Water and Biogeochemical Cycles Research


Featured IEE Researchers

Assistant Professor in Chemical Engineering, Chemical Engineering
Evan Pugh University Professor and Kappe Professor of Environmental Engineering, Civil and Environmental Engineering

Featured News

Changing cropping systems in impaired watersheds can produce water quality gains

Growing the right crop in the right place within an impaired watershed can achieve significant water quality improvements, according to Penn State researchers, who conducted a novel study in the drainage of a Susquehanna River tributary in an agricultural area in southeastern Pennsylvania. The research may reveal a potential path for restoring the troubled Chesapeake Bay.

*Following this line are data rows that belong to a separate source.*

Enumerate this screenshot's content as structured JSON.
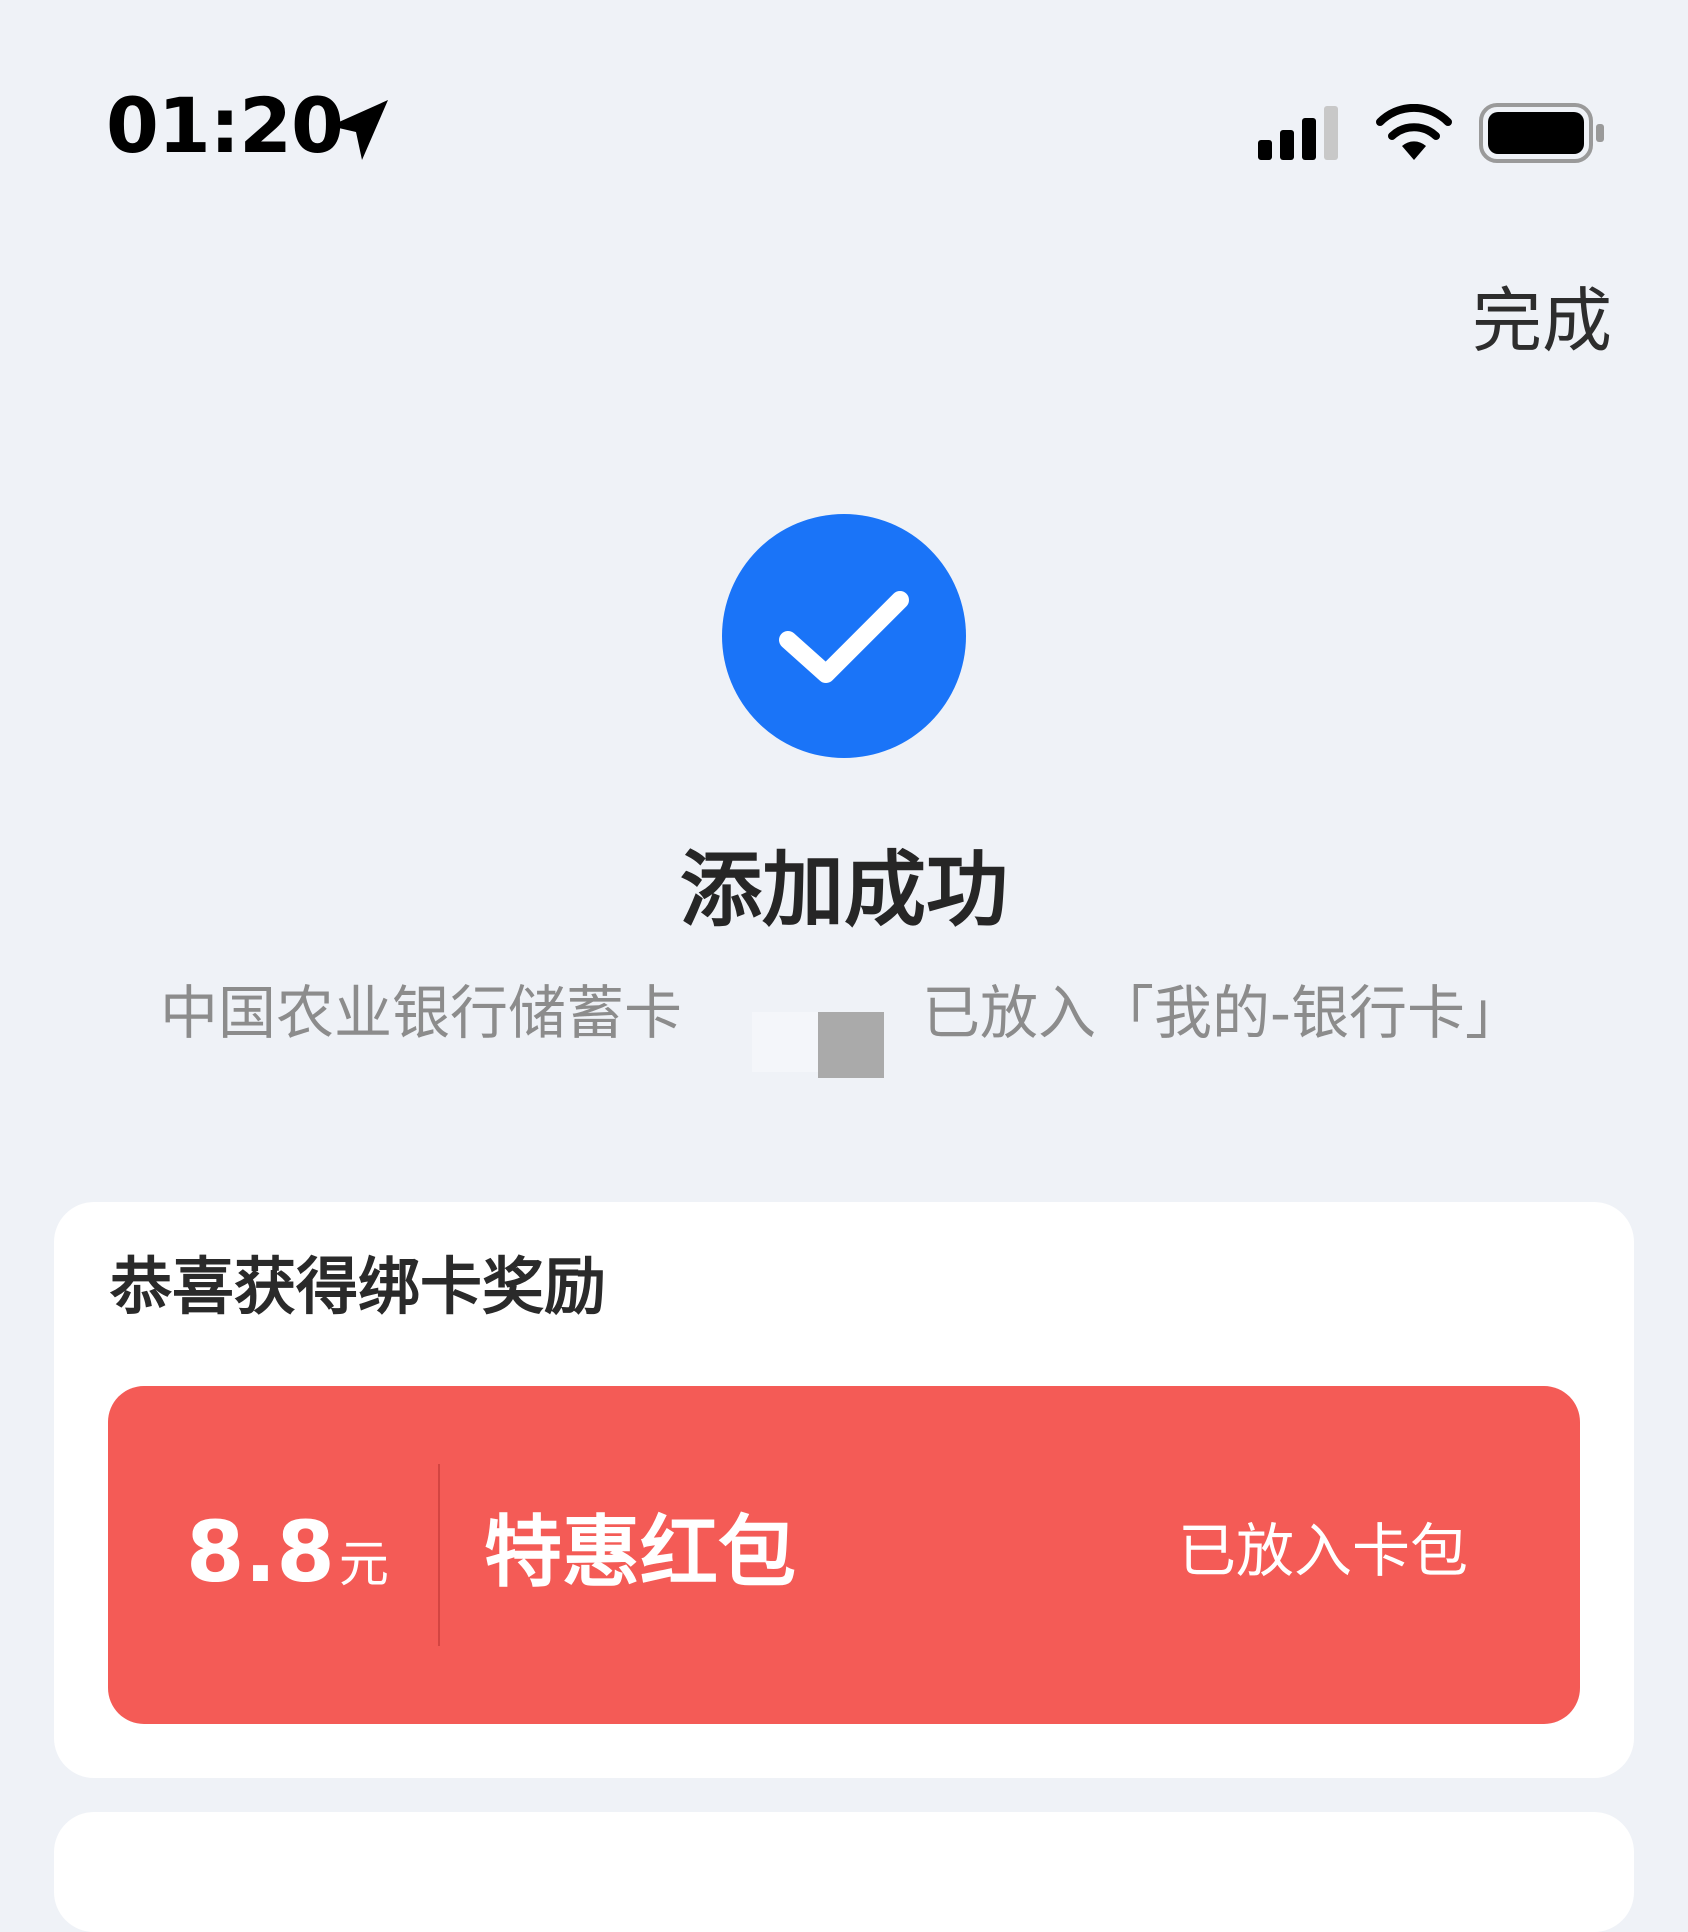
{
  "status_bar": {
    "time": "01:20"
  },
  "header": {
    "done_label": "完成"
  },
  "result": {
    "title": "添加成功",
    "desc_prefix": "中国农业银行储蓄卡",
    "desc_suffix": "已放入「我的-银行卡」"
  },
  "reward": {
    "title": "恭喜获得绑卡奖励",
    "coupon": {
      "amount": "8.8",
      "unit": "元",
      "name": "特惠红包",
      "status": "已放入卡包"
    }
  },
  "colors": {
    "accent": "#1a74f8",
    "coupon": "#f45b56",
    "background": "#eff2f7"
  }
}
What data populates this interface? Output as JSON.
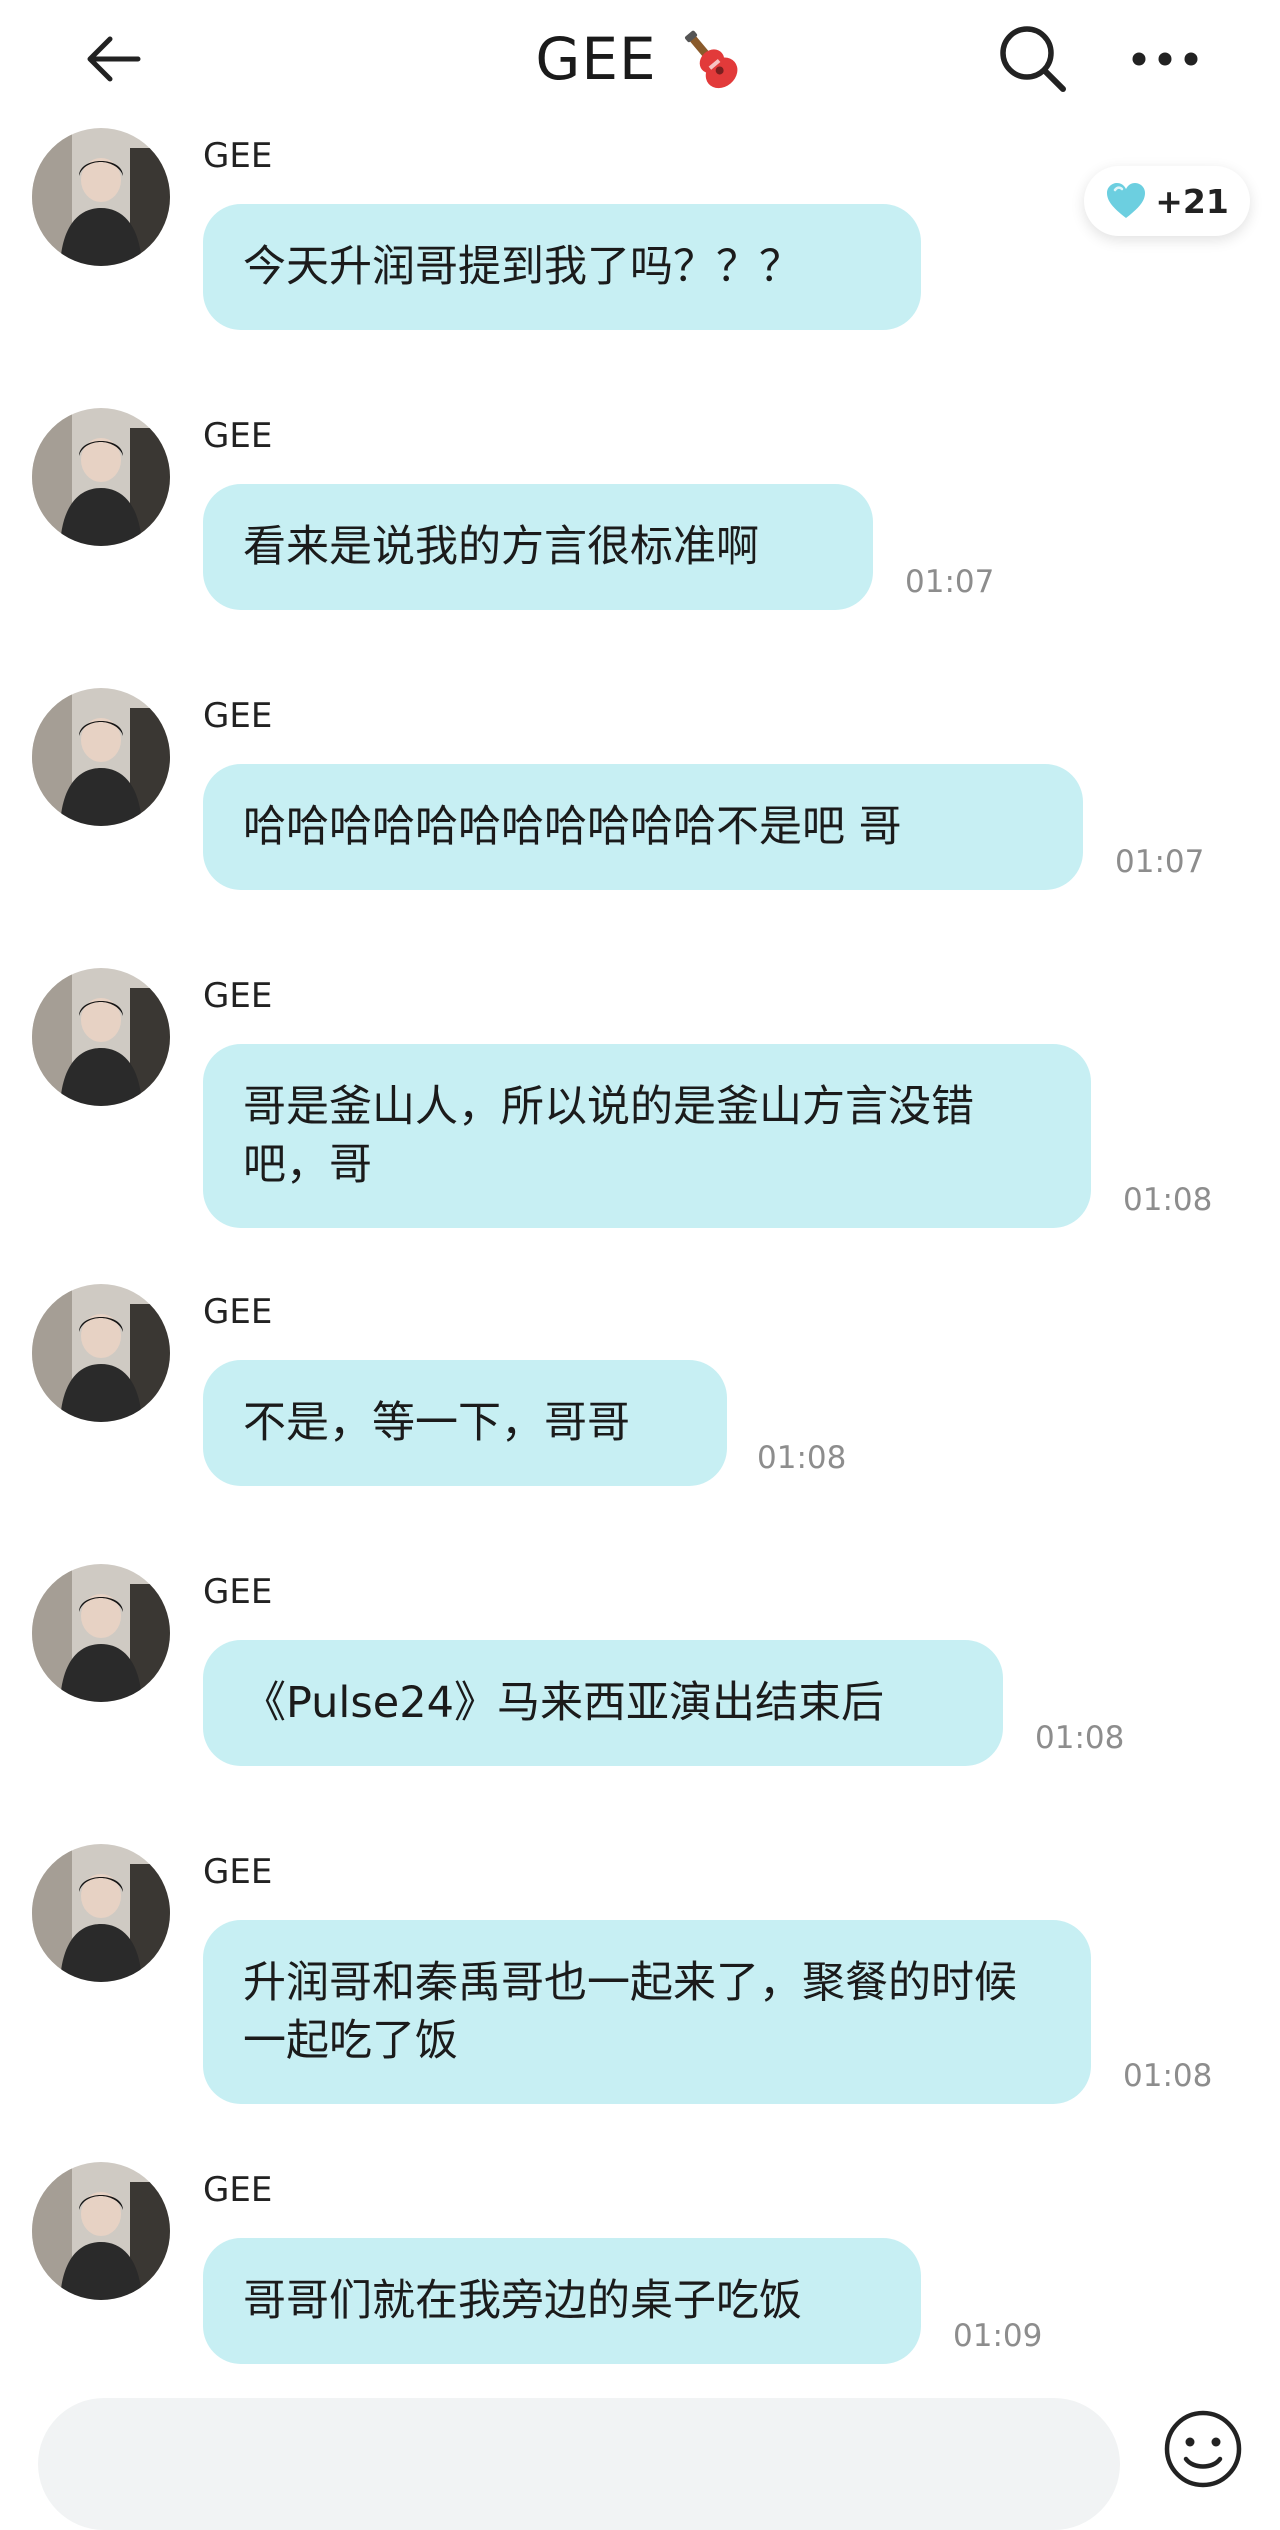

Mentions: Patrick Drohan, Heather Preisendanz, Tamie L. Veith

Growing Impact with Kirk French and climate change on the Hudson S1:E1

Kirk French talks about his newest project, "Climate Change on the Hudson: A Century After Nanook." In the discussion, Kirk talks about the importance of documenting climate change through film and how revisiting "Nanook of the North" empowered the Inuit to tell their story, even in the face of COVID.

Mentions: Kirk French, Andrew Carleton

'Windows of opportunity' crucial for cutting Chesapeake nutrient, sediment loads

The vast majority of nutrients and sediment washed into streams flowing into the Chesapeake Bay are picked up by deluges from severe storms that occur on relatively few days of the year. That is the conclusion of a new study led by Penn State researchers, who say it offers clues for cleaning up the impaired estuary.

Mentions: Heather Preisendanz, James Shortle

crashing ocean wave

Water Council

The Penn State Water Council is elected from the University’s more than 170 water faculty and staff and is responsible for working with the Director to set University-wide vision, establish and advance strategic initiatives, and enable and support transdisciplinary research, education, and outreach.

Meet the Water Council

Water Project Proposals in Development

Penn State Water has multiple proposals to bolster and broaden water research and education at the University.

Water Graduate Degree Program Proposal

Penn State Water Consortium Proposal